“I think there's going to be clearly a different emphasis,” predicted Joseph Favazza, a former Catholic priest and now professor of religious studies at Rhodes College in Memphis, Tenn. “I think John Paul II forged ecumenical relations based on his personality, not on his theology. While he wanted to create better relationship with the Protestants and the evangelicals and the Orthodox and the Anglicans, in point of fact, when push came to shove, he was not … willing to be a compromiser when he would need to be if full communion was to be established.”
Benedict might be even more inclined to point out doctrinal differences with other Christians and progressive Catholics, rather than look beyond them, as was the pattern of John Paul II, Favazza said. “What we won't see with Ratzinger is that outreach sort of personality that we saw with John Paul II. “
At 78 — 20 years older than John Paul II at his election — Benedict is not expected to serve nearly as long, and likely won't create the kind of legacy left by John Paul, who served 26 years.
Favazza and Ruff said Benedict likely will serve as a “transitional” pope, providing a buffer between John Paul II and those who will follow.
“That seems pretty obvious — somebody to carry on for the time, not expecting him to initiate anything new,” Ruff said. “I don't know how much reaching out he's going to do.”
But Ruff and Gushee said the papacy might turn Benedict into a different man.
“John Paul II brought him in to run one specific department, and that's what he did,” Ruff said, referring to the Congregation of the Doctrine of the Faith. “… By the definition of the job, which was to try to preserve orthodoxy, he naturally caused some divisions.”
“Now he's universal pastor,” Ruff continued. “And I think we might see a different Joseph Ratzinger.
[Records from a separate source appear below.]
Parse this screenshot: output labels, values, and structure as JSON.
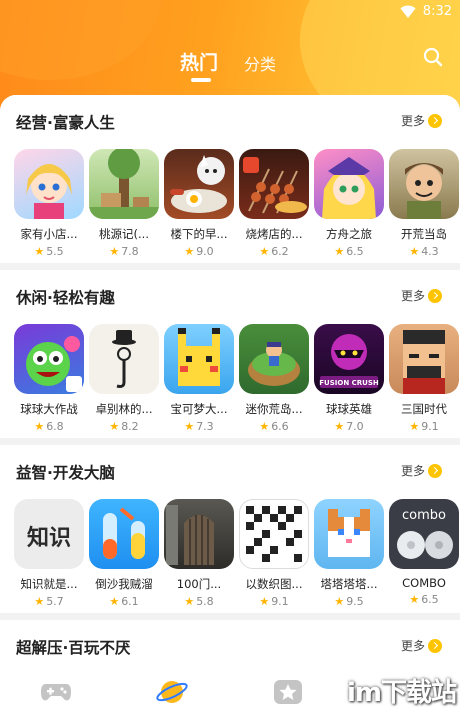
{
  "status_bar": {
    "time": "8:32"
  },
  "tabs": [
    {
      "label": "热门"
    },
    {
      "label": "分类"
    }
  ],
  "more_label": "更多",
  "sections": [
    {
      "title": "经营·富豪人生",
      "apps": [
        {
          "name": "家有小店...",
          "rating": "5.5"
        },
        {
          "name": "桃源记(...",
          "rating": "7.8"
        },
        {
          "name": "楼下的早...",
          "rating": "9.0"
        },
        {
          "name": "烧烤店的...",
          "rating": "6.2"
        },
        {
          "name": "方舟之旅",
          "rating": "6.5"
        },
        {
          "name": "开荒当岛",
          "rating": "4.3"
        }
      ]
    },
    {
      "title": "休闲·轻松有趣",
      "apps": [
        {
          "name": "球球大作战",
          "rating": "6.8"
        },
        {
          "name": "卓别林的...",
          "rating": "8.2"
        },
        {
          "name": "宝可梦大...",
          "rating": "7.3"
        },
        {
          "name": "迷你荒岛...",
          "rating": "6.6"
        },
        {
          "name": "球球英雄",
          "rating": "7.0"
        },
        {
          "name": "三国时代",
          "rating": "9.1"
        }
      ]
    },
    {
      "title": "益智·开发大脑",
      "apps": [
        {
          "name": "知识就是...",
          "rating": "5.7"
        },
        {
          "name": "倒沙我贼溜",
          "rating": "6.1"
        },
        {
          "name": "100门...",
          "rating": "5.8"
        },
        {
          "name": "以数织图...",
          "rating": "9.1"
        },
        {
          "name": "塔塔塔塔...",
          "rating": "9.5"
        },
        {
          "name": "COMBO",
          "rating": "6.5"
        }
      ]
    },
    {
      "title": "超解压·百玩不厌",
      "apps": []
    }
  ],
  "icon_texts": {
    "zhishi": "知识",
    "fusion": "FUSION CRUSH",
    "combo": "combo"
  },
  "watermark": "im下载站",
  "colors": {
    "accent": "#ff9a1f",
    "star": "#ffb400",
    "more_dot": "#ffc400"
  },
  "icons": [
    "wifi-icon",
    "search-icon",
    "star-icon",
    "chevron-right-icon",
    "gamepad-icon",
    "planet-icon",
    "star-nav-icon"
  ]
}
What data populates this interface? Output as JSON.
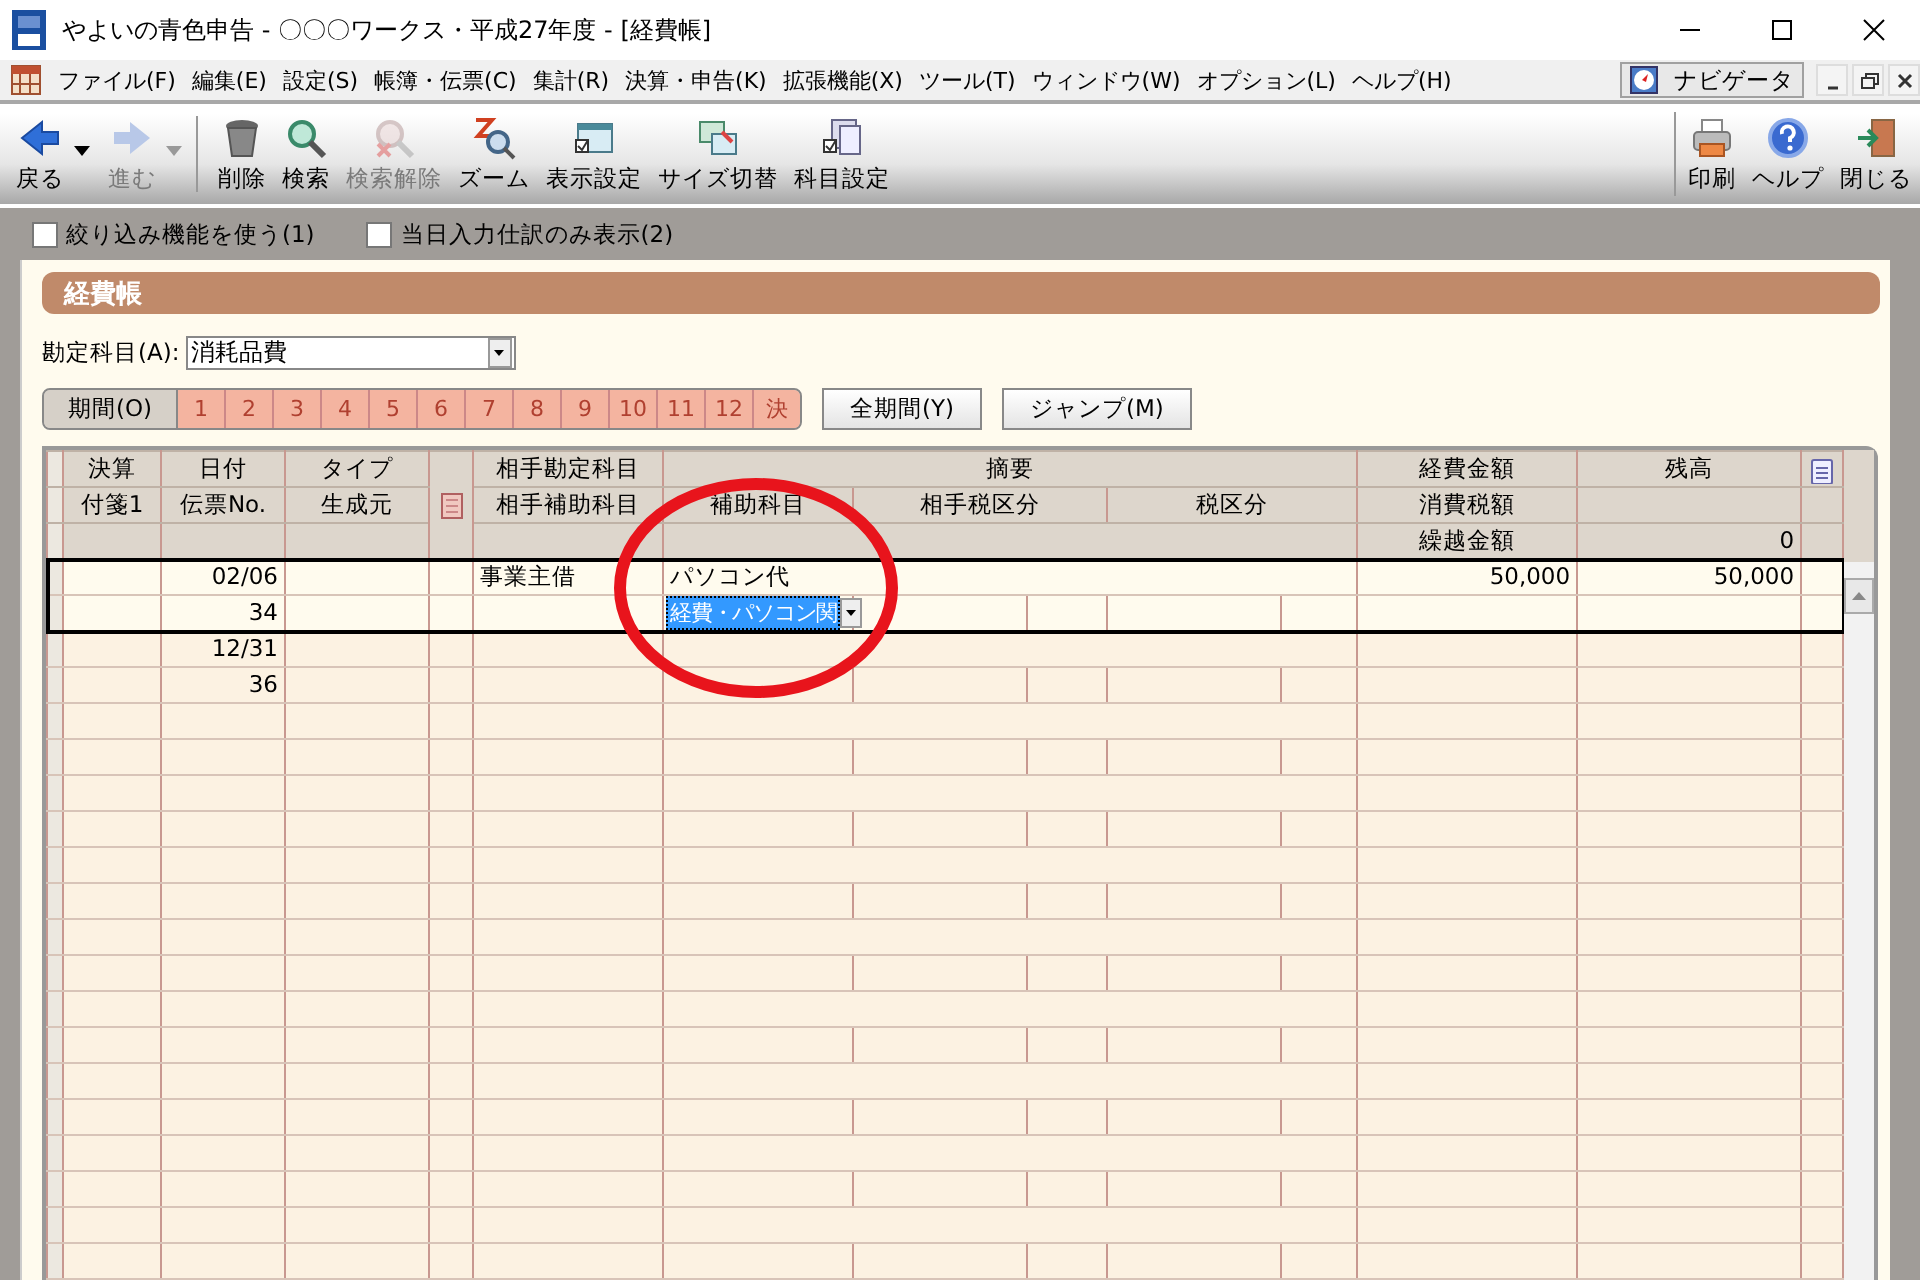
{
  "window": {
    "title": "やよいの青色申告 - 〇〇〇ワークス・平成27年度 - [経費帳]"
  },
  "menu": [
    "ファイル(F)",
    "編集(E)",
    "設定(S)",
    "帳簿・伝票(C)",
    "集計(R)",
    "決算・申告(K)",
    "拡張機能(X)",
    "ツール(T)",
    "ウィンドウ(W)",
    "オプション(L)",
    "ヘルプ(H)"
  ],
  "navigator": {
    "label": "ナビゲータ"
  },
  "toolbar": {
    "groups": [
      [
        {
          "label": "戻る",
          "disabled": false,
          "dropdown": true
        },
        {
          "label": "進む",
          "disabled": true,
          "dropdown": true
        }
      ],
      [
        {
          "label": "削除",
          "disabled": false,
          "dropdown": false
        },
        {
          "label": "検索",
          "disabled": false,
          "dropdown": false
        },
        {
          "label": "検索解除",
          "disabled": true,
          "dropdown": false
        },
        {
          "label": "ズーム",
          "disabled": false,
          "dropdown": false
        },
        {
          "label": "表示設定",
          "disabled": false,
          "dropdown": false
        },
        {
          "label": "サイズ切替",
          "disabled": false,
          "dropdown": false
        },
        {
          "label": "科目設定",
          "disabled": false,
          "dropdown": false
        }
      ]
    ],
    "right": [
      {
        "label": "印刷",
        "disabled": false,
        "dropdown": false
      },
      {
        "label": "ヘルプ",
        "disabled": false,
        "dropdown": false
      },
      {
        "label": "閉じる",
        "disabled": false,
        "dropdown": false
      }
    ]
  },
  "filters": [
    {
      "label": "絞り込み機能を使う(1)",
      "checked": false
    },
    {
      "label": "当日入力仕訳のみ表示(2)",
      "checked": false
    }
  ],
  "section": {
    "title": "経費帳"
  },
  "account": {
    "label": "勘定科目(A):",
    "value": "消耗品費"
  },
  "period": {
    "label": "期間(O)",
    "months": [
      "1",
      "2",
      "3",
      "4",
      "5",
      "6",
      "7",
      "8",
      "9",
      "10",
      "11",
      "12",
      "決"
    ]
  },
  "buttons": [
    "全期間(Y)",
    "ジャンプ(M)"
  ],
  "table": {
    "header": {
      "settle": "決算",
      "date": "日付",
      "type": "タイプ",
      "account": "相手勘定科目",
      "summary": "摘要",
      "amount": "経費金額",
      "balance": "残高",
      "tag": "付箋1",
      "slip_no": "伝票No.",
      "source": "生成元",
      "sub_account": "相手補助科目",
      "summary_sub": "補助科目",
      "counter_tax": "相手税区分",
      "tax": "税区分",
      "tax_amount": "消費税額",
      "carry_label": "繰越金額",
      "carry_balance": "0"
    },
    "records": [
      {
        "date": "02/06",
        "slip_no": "34",
        "account": "事業主借",
        "summary": "パソコン代",
        "summary_sub": "経費・パソコン関",
        "amount": "50,000",
        "balance": "50,000",
        "selected": true
      },
      {
        "date": "12/31",
        "slip_no": "36",
        "selected": false
      }
    ]
  },
  "annotation": {
    "kind": "ellipse",
    "color": "#e8141c"
  }
}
We might see a side of him that was hidden before. … Now his job is to create unity in the church.”
“You never really know what they will do in that different office,” agreed Gushee. Although Ratzinger is a “quieter” personality than John Paul, “he had a nice kind of presence about him, he had a pastoral presence,” Gushee said, recalling his recent Vatican meetings.
Despite his hard-line reputation, Ratzinger's selection of Benedict XVI as his papal name may signal his intention to become a reconciler. The last Pope Benedict served as a reconciler and diplomat during World War I. Popes often choose names to align themselves with papal traditions they hope to follow.
Favazza, the former priest, said he is hopeful Benedict “will rise to the occasion and be a reconciler.”
“But he's not going to wake up tomorrow and be a different person,” Favazza cautioned. “It's hard not to be pessimistic. One can only hope. It really puts one's faith in the Holy Spirit front and center.”